Tedium weighs so terribly much. Its fat fingers press your eyelids shut. Its apathy makes an exertion out of any sort of caring. Your thoughts lose all buoyancy and miss pace with the present moment. Tedium erodes at your posture, slumping you lower into your chair, forward into the monitor, stealing all motivation to do what you’re paid to sit here and do.
I don’t think I can stay awake in this state. I just checked the New York Times‘ Web site, but the articles haven’t changed much since the end of work yesterday. I read something about unemployment creeping down — Bureau of Labor statistics, national economic indicators looking better, yup-yup — and skimped through the rest. I’ve already checked my Hotmail account twice this morning and don’t think I should push it much more at work.

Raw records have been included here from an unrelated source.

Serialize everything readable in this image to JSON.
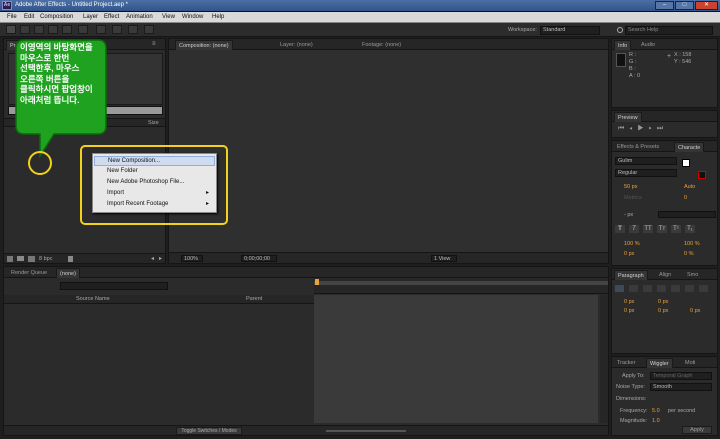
{
  "window": {
    "title": "Adobe After Effects - Untitled Project.aep *",
    "logo": "Ae",
    "controls": [
      "–",
      "□",
      "✕"
    ]
  },
  "menu": [
    "File",
    "Edit",
    "Composition",
    "Layer",
    "Effect",
    "Animation",
    "View",
    "Window",
    "Help"
  ],
  "toolbar": {
    "workspace_label": "Workspace:",
    "workspace_value": "Standard",
    "search_placeholder": "Search Help"
  },
  "project_panel": {
    "tab": "Project",
    "col_size": "Size",
    "bpc": "8 bpc"
  },
  "callout": {
    "text": "이영역의 바탕화면을 마우스로 한번 선택한후, 마우스 오른쪽 버튼을 클릭하시면 팝업창이 아래처럼 뜹니다."
  },
  "context_menu": {
    "items": [
      {
        "label": "New Composition...",
        "arrow": ""
      },
      {
        "label": "New Folder",
        "arrow": ""
      },
      {
        "label": "New Adobe Photoshop File...",
        "arrow": ""
      },
      {
        "label": "Import",
        "arrow": "▸"
      },
      {
        "label": "Import Recent Footage",
        "arrow": "▸"
      }
    ]
  },
  "viewer": {
    "tabs": [
      "Composition: (none)",
      "Layer: (none)",
      "Footage: (none)"
    ],
    "zoom": "100%",
    "timecode": "0;00;00;00",
    "view_mode": "1 View"
  },
  "info_panel": {
    "tabs": [
      "Info",
      "Audio"
    ],
    "r": "R :",
    "g": "G :",
    "b": "B :",
    "a": "A : 0",
    "x": "X : 158",
    "y": "Y : 546"
  },
  "preview_panel": {
    "tab": "Preview"
  },
  "effects_panel": {
    "tabs": [
      "Effects & Presets",
      "Characte"
    ]
  },
  "character_panel": {
    "font": "Gulim",
    "style": "Regular",
    "size": "50 px",
    "leading": "Auto",
    "kerning": "Metrics",
    "tracking": "0",
    "stroke_unit": "- px",
    "vscale": "100 %",
    "hscale": "100 %",
    "baseline": "0 px",
    "tsume": "0 %",
    "styles": [
      "T",
      "T",
      "TT",
      "Tт",
      "T¹",
      "T₁"
    ]
  },
  "paragraph_panel": {
    "tabs": [
      "Paragraph",
      "Align",
      "Smo"
    ],
    "indent_a": "0 px",
    "indent_b": "0 px",
    "indent_c": "0 px",
    "space_a": "0 px",
    "space_b": "0 px"
  },
  "wiggler_panel": {
    "tabs": [
      "Tracker",
      "Wiggler",
      "Moti"
    ],
    "apply_to_label": "Apply To:",
    "apply_to_value": "Temporal Graph",
    "noise_type_label": "Noise Type:",
    "noise_type_value": "Smooth",
    "dimensions_label": "Dimensions:",
    "frequency_label": "Frequency:",
    "frequency_value": "5.0",
    "frequency_unit": "per second",
    "magnitude_label": "Magnitude:",
    "magnitude_value": "1.0",
    "apply_button": "Apply"
  },
  "timeline": {
    "tabs": [
      "Render Queue",
      "(none)"
    ],
    "col_source": "Source Name",
    "col_parent": "Parent",
    "toggle_label": "Toggle Switches / Modes"
  },
  "colors": {
    "highlight_box": "#f2d21b",
    "callout_green": "#1fa21f",
    "accent_orange": "#e8a33a",
    "menu_hover": "#3d64a3"
  }
}
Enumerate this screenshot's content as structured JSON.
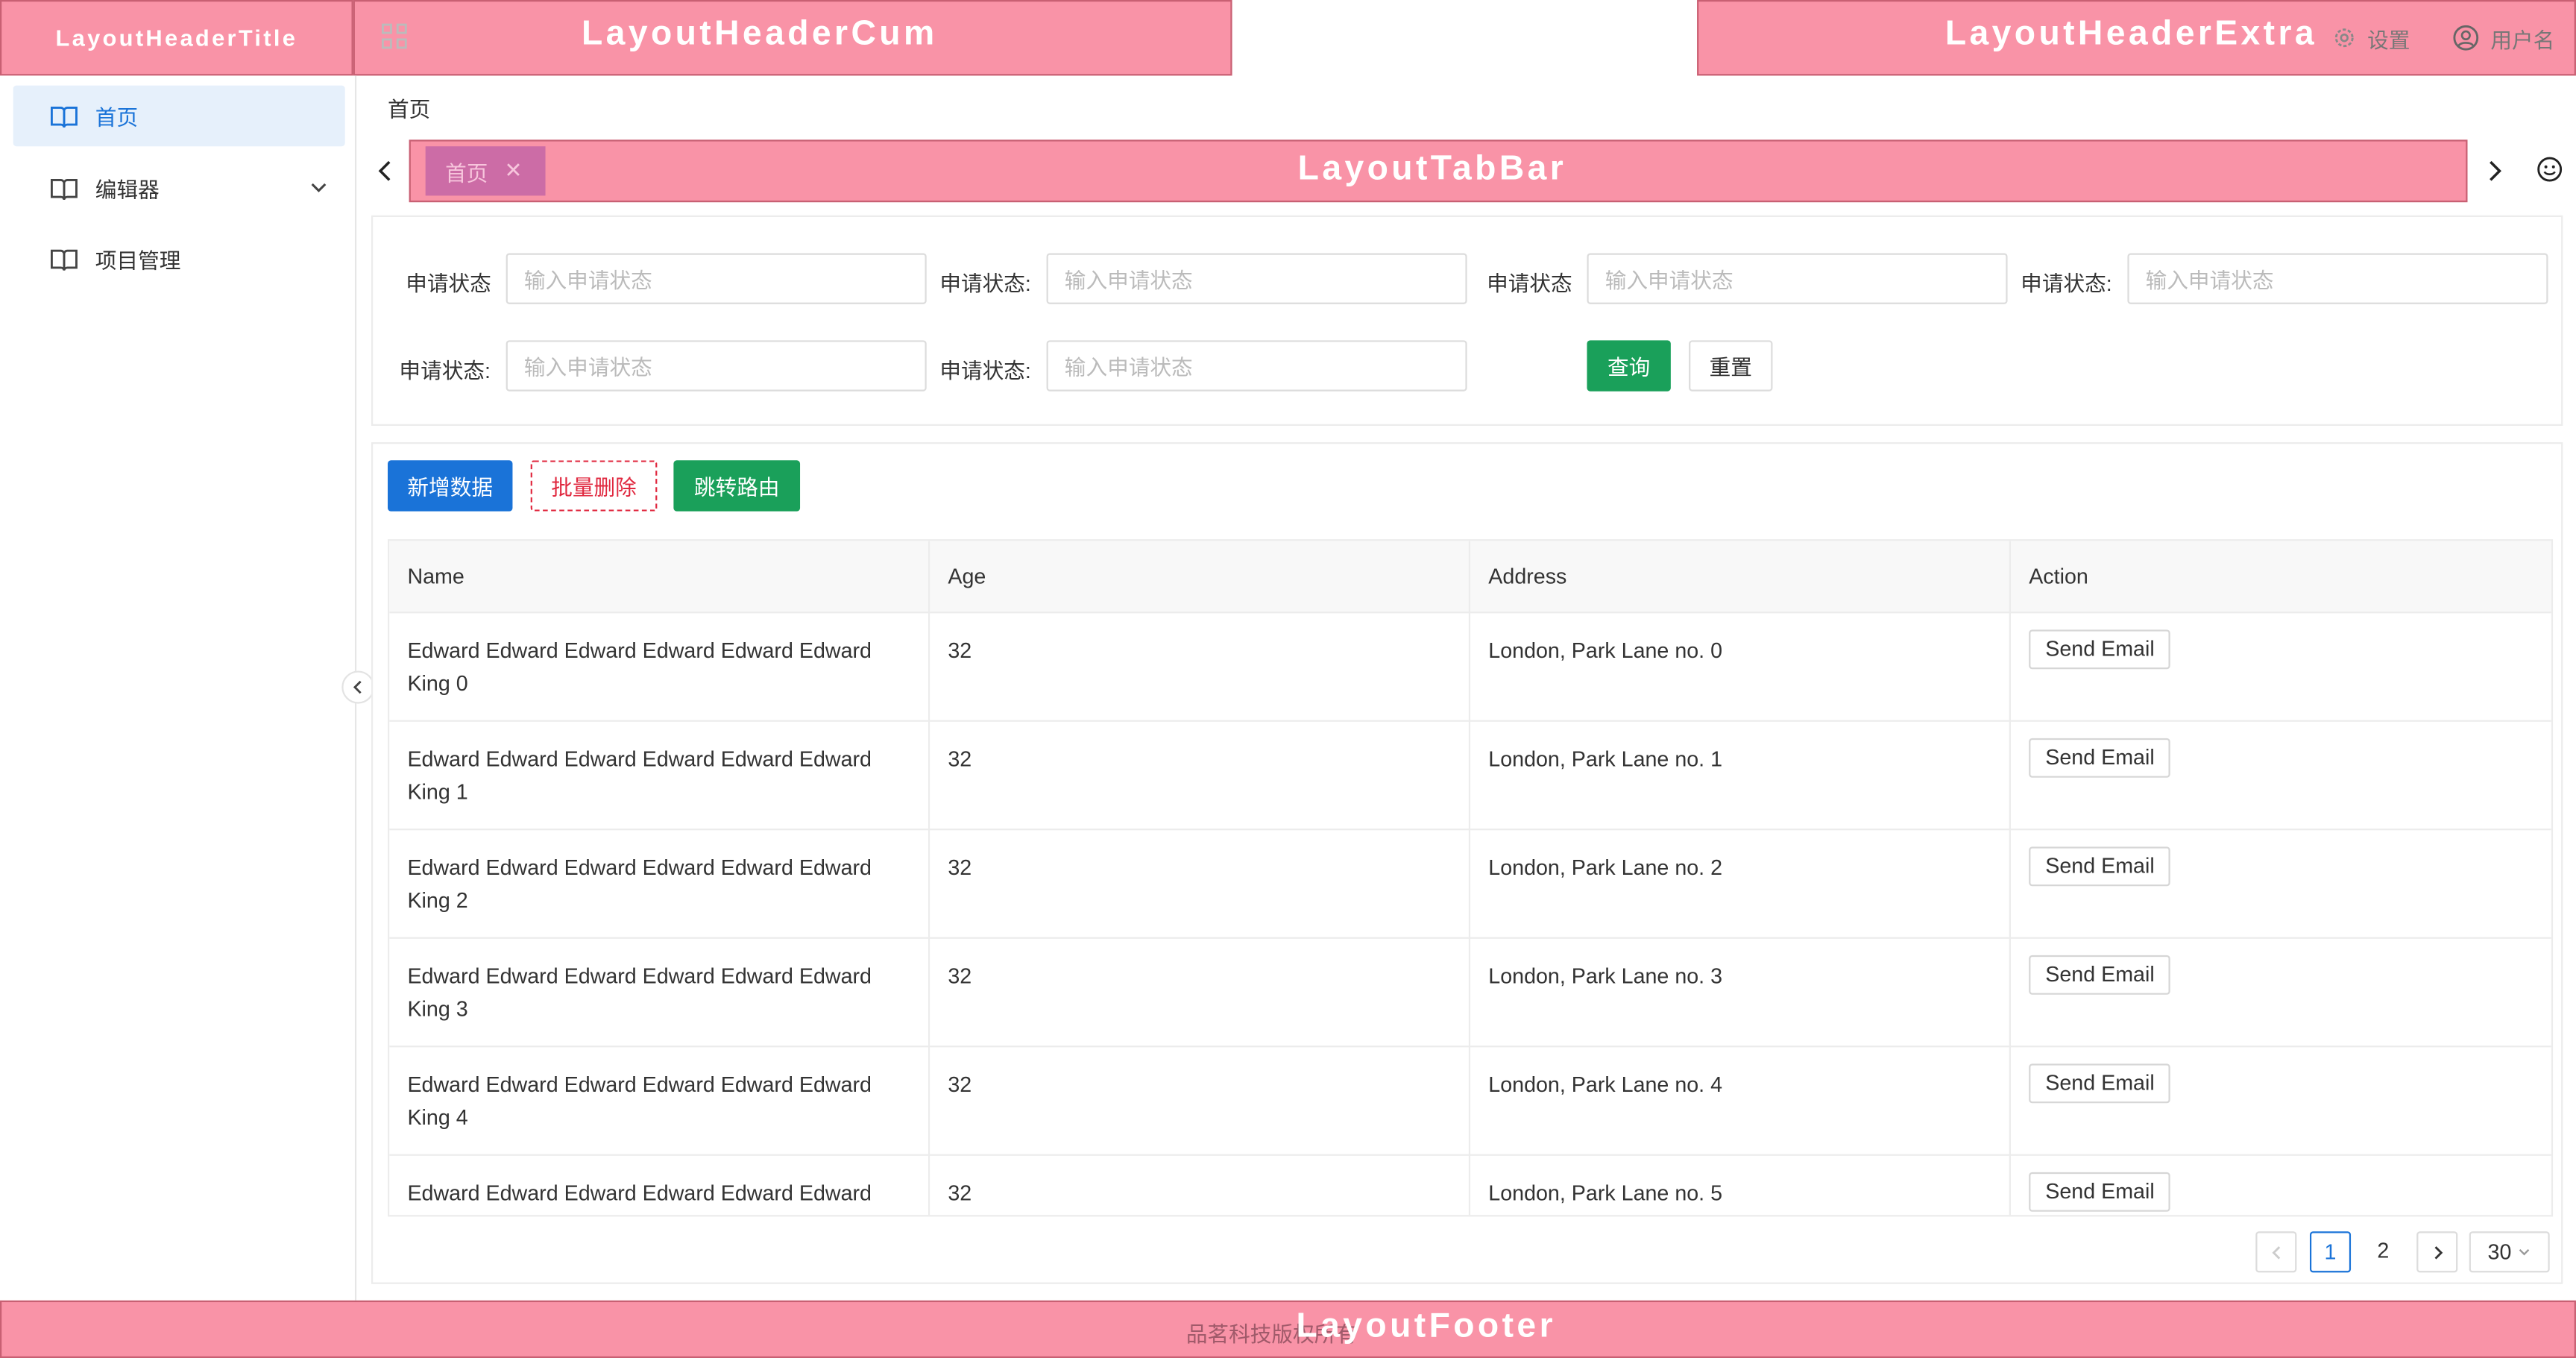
{
  "header": {
    "title_label": "LayoutHeaderTitle",
    "cum_label": "LayoutHeaderCum",
    "extra_label": "LayoutHeaderExtra",
    "settings_label": "设置",
    "user_label": "用户名"
  },
  "sidebar": {
    "items": [
      {
        "label": "首页",
        "icon": "book-icon",
        "active": true
      },
      {
        "label": "编辑器",
        "icon": "book-icon",
        "has_children": true
      },
      {
        "label": "项目管理",
        "icon": "book-icon"
      }
    ]
  },
  "breadcrumb": {
    "current": "首页"
  },
  "tabbar": {
    "label": "LayoutTabBar",
    "tabs": [
      {
        "label": "首页",
        "close": "✕"
      }
    ]
  },
  "search": {
    "fields": [
      {
        "label": "申请状态",
        "placeholder": "输入申请状态"
      },
      {
        "label": "申请状态:",
        "placeholder": "输入申请状态"
      },
      {
        "label": "申请状态",
        "placeholder": "输入申请状态"
      },
      {
        "label": "申请状态:",
        "placeholder": "输入申请状态"
      },
      {
        "label": "申请状态:",
        "placeholder": "输入申请状态"
      },
      {
        "label": "申请状态:",
        "placeholder": "输入申请状态"
      }
    ],
    "query_label": "查询",
    "reset_label": "重置"
  },
  "toolbar": {
    "add_label": "新增数据",
    "batch_delete_label": "批量删除",
    "route_label": "跳转路由"
  },
  "table": {
    "columns": [
      "Name",
      "Age",
      "Address",
      "Action"
    ],
    "rows": [
      {
        "name": "Edward Edward Edward Edward Edward Edward King 0",
        "age": "32",
        "address": "London, Park Lane no. 0",
        "action": "Send Email"
      },
      {
        "name": "Edward Edward Edward Edward Edward Edward King 1",
        "age": "32",
        "address": "London, Park Lane no. 1",
        "action": "Send Email"
      },
      {
        "name": "Edward Edward Edward Edward Edward Edward King 2",
        "age": "32",
        "address": "London, Park Lane no. 2",
        "action": "Send Email"
      },
      {
        "name": "Edward Edward Edward Edward Edward Edward King 3",
        "age": "32",
        "address": "London, Park Lane no. 3",
        "action": "Send Email"
      },
      {
        "name": "Edward Edward Edward Edward Edward Edward King 4",
        "age": "32",
        "address": "London, Park Lane no. 4",
        "action": "Send Email"
      },
      {
        "name": "Edward Edward Edward Edward Edward Edward King",
        "age": "32",
        "address": "London, Park Lane no. 5",
        "action": "Send Email"
      }
    ]
  },
  "pagination": {
    "pages": [
      "1",
      "2"
    ],
    "current": "1",
    "page_size": "30"
  },
  "footer": {
    "label": "LayoutFooter",
    "copyright": "品茗科技版权所有"
  },
  "colors": {
    "layout_marker": "#f993a7",
    "primary": "#1a73d8",
    "success": "#1aa05a",
    "danger": "#e0283f"
  }
}
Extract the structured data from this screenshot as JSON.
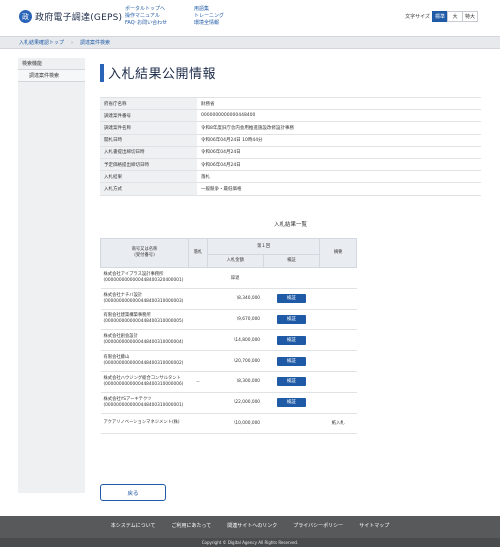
{
  "header": {
    "logo_mark": "政",
    "logo_text": "政府電子調達(GEPS)",
    "links_col1": [
      "ポータルトップへ",
      "操作マニュアル",
      "FAQ･お問い合わせ"
    ],
    "links_col2": [
      "用語集",
      "トレーニング",
      "環境全情報"
    ],
    "font_size_label": "文字サイズ",
    "font_sizes": [
      "標準",
      "大",
      "特大"
    ],
    "font_size_active": "標準"
  },
  "breadcrumb": [
    "入札結果確認トップ",
    "調達案件検索"
  ],
  "sidebar": {
    "items": [
      "検索機能",
      "調達案件検索"
    ]
  },
  "page_title": "入札結果公開情報",
  "info": [
    {
      "key": "府省庁名称",
      "value": "財務省"
    },
    {
      "key": "調達案件番号",
      "value": "0000000000000448400"
    },
    {
      "key": "調達案件名称",
      "value": "令和8年度旧庁舎内会用推進施設改修設計事務"
    },
    {
      "key": "開札日時",
      "value": "令和06年04月24日 10時44分"
    },
    {
      "key": "入札書提出締切日時",
      "value": "令和06年04月24日"
    },
    {
      "key": "予定価格提出締切日時",
      "value": "令和06年04月24日"
    },
    {
      "key": "入札結果",
      "value": "落札"
    },
    {
      "key": "入札方式",
      "value": "一般競争・最低価格"
    }
  ],
  "results": {
    "title": "入札結果一覧",
    "col_name": "商号又は名称\n(受付番号)",
    "col_award": "落札",
    "col_round": "第１回",
    "col_amount": "入札金額",
    "col_verify": "検証",
    "col_note": "摘要",
    "verify_label": "検証",
    "rows": [
      {
        "name": "株式会社アイプラス設計事務所",
        "num": "(0000000000000448400320400001)",
        "award": "",
        "amount": "辞退",
        "verify": false,
        "note": ""
      },
      {
        "name": "株式会社ナチバ設計",
        "num": "(0000000000000448400310000003)",
        "award": "",
        "amount": "\\8,340,000",
        "verify": true,
        "note": ""
      },
      {
        "name": "有限会社建築構築事務所",
        "num": "(0000000000000448400310000005)",
        "award": "",
        "amount": "\\9,670,000",
        "verify": true,
        "note": ""
      },
      {
        "name": "株式会社創会設計",
        "num": "(0000000000000448400310000004)",
        "award": "",
        "amount": "\\14,800,000",
        "verify": true,
        "note": ""
      },
      {
        "name": "有限会社藤山",
        "num": "(0000000000000448400310000002)",
        "award": "",
        "amount": "\\20,700,000",
        "verify": true,
        "note": ""
      },
      {
        "name": "株式会社ハウジング総合コンサルタント",
        "num": "(0000000000000448400310000006)",
        "award": "－",
        "amount": "\\8,300,000",
        "verify": true,
        "note": ""
      },
      {
        "name": "株式会社YSアーキテクツ",
        "num": "(0000000000000448400310000001)",
        "award": "",
        "amount": "\\22,000,000",
        "verify": true,
        "note": ""
      },
      {
        "name": "アクアリノベーションマネジメント(株)",
        "num": "",
        "award": "",
        "amount": "\\10,000,000",
        "verify": false,
        "note": "紙入札"
      }
    ]
  },
  "back_button": "戻る",
  "footer": {
    "links": [
      "本システムについて",
      "ご利用にあたって",
      "関連サイトへのリンク",
      "プライバシーポリシー",
      "サイトマップ"
    ],
    "copyright": "Copyright © Digital Agency All Rights Reserved."
  }
}
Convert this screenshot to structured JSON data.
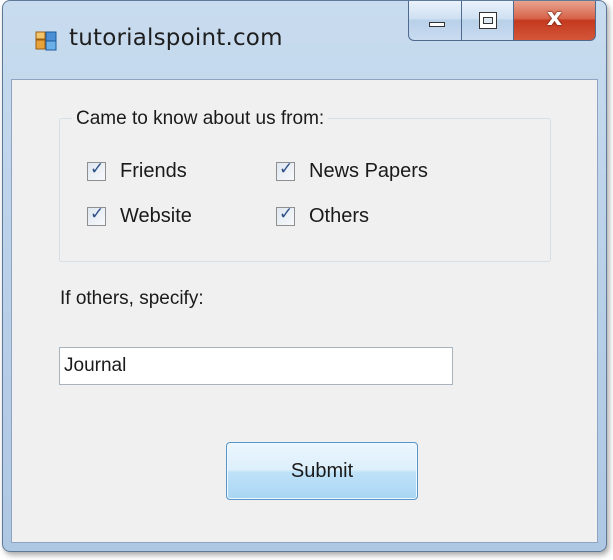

But I’m mashing my toes into the floor, trying to push the impatience away. I can’t look at this stuff anymore. I’m either going to slink down in this chair and give in to drowsiness — or I’m going to write someone. I click “New” in Outlook and type in Christine’s name, who I can write from my work account, and start typing “hey, christine” before realizing I’m only sending this for the dorky pleasure of having an unread personal e-mail to look forward to. So I just say it: “how’s the day going on your end of town? i’m struggling already to get through this day and not sure how i possibly can.” That might reek of death-throe drama, so I follow with “yeah, i think i’ve already blown my wad for the week.” And that’s absolutely all I can think to say. I stare at the screen for a long time before thinking up something further: “did you hear back from neil?” I can’t help but hope that she hasn’t, but I want to get more than a two-line e-mail back. “i hope he gets back with you. he seemed really cute and promising. we should definitely go out tonight. holly.”
As soon as I send the e-mail, I start expecting her to respond, getting ticked with each minute that an e-mail doesn’t come through. Doesn’t she realize I’m waiting for her response? I open the “Help” window in Outlook for no reason and then close it. Then I quite denying it to myself and go to Christine’s MySpace profile so I can look at Neil’s. I look at it with some guilt, pretending I’d never think of writing him from here and nabbing him for myself. But it’s really the fact that nothing’s changed on his profile — the last testimonial still says “neil keep the beat box blasting up in that bitch” — that makes me look at some of his friends to see whatever the hell else there is to see.